→ **ENTRIES PROVIDED**:
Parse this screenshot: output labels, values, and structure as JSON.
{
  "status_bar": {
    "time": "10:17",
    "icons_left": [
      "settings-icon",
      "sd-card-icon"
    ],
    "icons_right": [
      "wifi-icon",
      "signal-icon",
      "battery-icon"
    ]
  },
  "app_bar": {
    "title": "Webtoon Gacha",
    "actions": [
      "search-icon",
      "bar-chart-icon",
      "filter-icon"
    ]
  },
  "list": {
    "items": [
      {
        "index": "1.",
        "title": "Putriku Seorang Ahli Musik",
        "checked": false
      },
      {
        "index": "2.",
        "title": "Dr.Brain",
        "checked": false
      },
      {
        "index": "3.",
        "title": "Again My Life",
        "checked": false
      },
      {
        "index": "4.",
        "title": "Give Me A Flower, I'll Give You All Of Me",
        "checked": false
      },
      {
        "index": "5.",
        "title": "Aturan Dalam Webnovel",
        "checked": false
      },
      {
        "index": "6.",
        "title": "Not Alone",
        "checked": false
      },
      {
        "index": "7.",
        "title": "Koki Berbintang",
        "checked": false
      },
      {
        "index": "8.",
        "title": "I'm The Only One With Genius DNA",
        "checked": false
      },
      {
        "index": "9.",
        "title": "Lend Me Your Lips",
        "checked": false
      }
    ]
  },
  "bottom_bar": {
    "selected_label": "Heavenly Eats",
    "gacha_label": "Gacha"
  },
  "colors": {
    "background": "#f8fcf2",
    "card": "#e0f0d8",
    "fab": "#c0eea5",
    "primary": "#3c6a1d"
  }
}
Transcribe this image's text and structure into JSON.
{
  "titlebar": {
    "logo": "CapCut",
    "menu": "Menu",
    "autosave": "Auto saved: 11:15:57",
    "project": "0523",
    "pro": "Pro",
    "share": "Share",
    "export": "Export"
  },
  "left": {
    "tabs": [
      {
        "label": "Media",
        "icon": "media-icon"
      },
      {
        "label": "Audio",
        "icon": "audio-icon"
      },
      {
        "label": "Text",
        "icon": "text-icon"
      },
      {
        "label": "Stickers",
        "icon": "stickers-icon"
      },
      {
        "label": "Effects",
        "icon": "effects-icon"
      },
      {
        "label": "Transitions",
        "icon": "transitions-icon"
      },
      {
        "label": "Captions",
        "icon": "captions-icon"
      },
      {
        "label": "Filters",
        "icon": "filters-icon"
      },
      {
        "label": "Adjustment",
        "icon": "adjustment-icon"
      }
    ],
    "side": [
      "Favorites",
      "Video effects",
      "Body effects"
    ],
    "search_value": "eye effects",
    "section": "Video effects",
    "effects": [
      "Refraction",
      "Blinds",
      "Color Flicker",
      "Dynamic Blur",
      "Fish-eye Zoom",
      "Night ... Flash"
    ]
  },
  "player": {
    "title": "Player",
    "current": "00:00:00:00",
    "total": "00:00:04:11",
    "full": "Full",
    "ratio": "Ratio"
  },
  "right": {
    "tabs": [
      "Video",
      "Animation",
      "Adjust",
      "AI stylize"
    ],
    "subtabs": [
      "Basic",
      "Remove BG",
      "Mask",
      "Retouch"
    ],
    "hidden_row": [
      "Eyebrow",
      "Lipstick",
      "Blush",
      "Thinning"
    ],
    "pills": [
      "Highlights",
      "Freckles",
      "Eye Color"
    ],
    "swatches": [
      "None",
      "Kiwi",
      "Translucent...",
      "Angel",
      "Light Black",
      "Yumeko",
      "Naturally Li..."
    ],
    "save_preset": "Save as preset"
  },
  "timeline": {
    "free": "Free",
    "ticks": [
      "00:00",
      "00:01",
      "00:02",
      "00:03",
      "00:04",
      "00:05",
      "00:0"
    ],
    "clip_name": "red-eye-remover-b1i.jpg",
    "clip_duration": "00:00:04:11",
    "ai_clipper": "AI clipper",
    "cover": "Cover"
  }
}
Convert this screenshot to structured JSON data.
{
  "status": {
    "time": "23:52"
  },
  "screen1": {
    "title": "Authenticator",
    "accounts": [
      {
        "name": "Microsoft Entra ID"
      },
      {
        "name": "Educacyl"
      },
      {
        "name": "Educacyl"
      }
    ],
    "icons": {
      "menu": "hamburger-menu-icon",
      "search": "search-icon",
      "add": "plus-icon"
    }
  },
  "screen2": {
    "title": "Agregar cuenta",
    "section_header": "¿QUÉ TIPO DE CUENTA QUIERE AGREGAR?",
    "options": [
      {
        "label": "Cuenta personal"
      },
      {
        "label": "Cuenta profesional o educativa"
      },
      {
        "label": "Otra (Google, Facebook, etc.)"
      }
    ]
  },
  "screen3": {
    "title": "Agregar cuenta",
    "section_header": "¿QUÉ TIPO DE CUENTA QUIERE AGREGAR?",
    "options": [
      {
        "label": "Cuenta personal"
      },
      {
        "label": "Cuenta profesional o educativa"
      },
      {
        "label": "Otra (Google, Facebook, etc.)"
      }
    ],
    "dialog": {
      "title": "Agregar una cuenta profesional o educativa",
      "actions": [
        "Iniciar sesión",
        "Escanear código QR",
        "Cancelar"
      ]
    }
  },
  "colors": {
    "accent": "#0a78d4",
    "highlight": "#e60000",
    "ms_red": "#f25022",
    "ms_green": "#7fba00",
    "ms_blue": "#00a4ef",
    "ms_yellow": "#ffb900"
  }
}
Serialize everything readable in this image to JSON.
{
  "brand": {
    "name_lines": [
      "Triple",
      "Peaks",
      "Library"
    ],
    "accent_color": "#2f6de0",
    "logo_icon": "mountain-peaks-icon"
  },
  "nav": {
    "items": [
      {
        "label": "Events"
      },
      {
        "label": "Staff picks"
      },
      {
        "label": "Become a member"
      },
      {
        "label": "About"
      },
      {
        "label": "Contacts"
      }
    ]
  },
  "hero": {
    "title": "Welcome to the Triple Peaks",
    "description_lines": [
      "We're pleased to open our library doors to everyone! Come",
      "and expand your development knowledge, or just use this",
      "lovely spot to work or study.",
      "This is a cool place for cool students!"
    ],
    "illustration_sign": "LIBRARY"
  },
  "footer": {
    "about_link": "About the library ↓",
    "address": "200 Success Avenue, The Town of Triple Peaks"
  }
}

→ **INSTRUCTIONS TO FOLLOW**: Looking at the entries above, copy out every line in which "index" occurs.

→ **RESULT OF THE EXERCISE**:
        "index": "1.",
        "index": "2.",
        "index": "3.",
        "index": "4.",
        "index": "5.",
        "index": "6.",
        "index": "7.",
        "index": "8.",
        "index": "9.",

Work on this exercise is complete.